**WORK INSTRUCTION**
Find and copy each line in the material below where the string "name" occurs.

Start of EXERCISE MATERIAL

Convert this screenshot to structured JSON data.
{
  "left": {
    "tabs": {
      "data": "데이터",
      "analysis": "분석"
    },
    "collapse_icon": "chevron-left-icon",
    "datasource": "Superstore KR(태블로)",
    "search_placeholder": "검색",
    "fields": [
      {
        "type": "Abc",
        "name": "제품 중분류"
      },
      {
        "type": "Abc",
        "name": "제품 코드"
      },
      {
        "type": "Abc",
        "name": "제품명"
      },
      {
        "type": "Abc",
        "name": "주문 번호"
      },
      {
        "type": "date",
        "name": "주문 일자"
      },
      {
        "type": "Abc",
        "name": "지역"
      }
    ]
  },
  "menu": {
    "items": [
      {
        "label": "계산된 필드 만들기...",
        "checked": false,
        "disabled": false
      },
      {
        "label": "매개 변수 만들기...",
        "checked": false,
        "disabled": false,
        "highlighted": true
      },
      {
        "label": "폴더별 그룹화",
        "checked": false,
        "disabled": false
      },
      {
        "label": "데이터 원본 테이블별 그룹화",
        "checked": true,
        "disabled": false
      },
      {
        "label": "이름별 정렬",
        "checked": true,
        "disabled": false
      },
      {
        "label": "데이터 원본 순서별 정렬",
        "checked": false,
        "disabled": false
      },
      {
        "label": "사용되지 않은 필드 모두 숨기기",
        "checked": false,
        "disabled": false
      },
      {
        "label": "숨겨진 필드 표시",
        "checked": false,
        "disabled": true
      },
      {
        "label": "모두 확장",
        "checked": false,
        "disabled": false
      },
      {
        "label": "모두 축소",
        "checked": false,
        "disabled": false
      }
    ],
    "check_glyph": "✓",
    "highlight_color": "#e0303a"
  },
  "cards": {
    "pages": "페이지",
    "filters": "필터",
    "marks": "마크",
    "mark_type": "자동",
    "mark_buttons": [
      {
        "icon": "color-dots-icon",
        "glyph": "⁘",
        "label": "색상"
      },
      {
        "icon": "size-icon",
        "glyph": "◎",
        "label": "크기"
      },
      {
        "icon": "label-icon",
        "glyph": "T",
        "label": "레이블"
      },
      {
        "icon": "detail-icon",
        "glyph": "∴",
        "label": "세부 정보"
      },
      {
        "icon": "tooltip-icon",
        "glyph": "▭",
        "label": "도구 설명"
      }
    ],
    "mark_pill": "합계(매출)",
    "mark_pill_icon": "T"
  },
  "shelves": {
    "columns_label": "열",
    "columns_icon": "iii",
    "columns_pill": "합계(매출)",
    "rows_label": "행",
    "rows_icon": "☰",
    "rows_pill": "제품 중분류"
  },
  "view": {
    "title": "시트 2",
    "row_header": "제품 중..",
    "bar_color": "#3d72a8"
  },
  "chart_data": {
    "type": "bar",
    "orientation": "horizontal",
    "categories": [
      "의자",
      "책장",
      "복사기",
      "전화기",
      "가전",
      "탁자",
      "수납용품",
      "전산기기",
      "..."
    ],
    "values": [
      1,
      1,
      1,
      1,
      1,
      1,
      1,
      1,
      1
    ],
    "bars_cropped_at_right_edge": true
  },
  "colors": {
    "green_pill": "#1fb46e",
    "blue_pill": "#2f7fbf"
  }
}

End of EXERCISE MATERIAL

**EXERCISE RESPONSE**
        "name": "제품 중분류"
        "name": "제품 코드"
        "name": "제품명"
        "name": "주문 번호"
        "name": "주문 일자"
        "name": "지역"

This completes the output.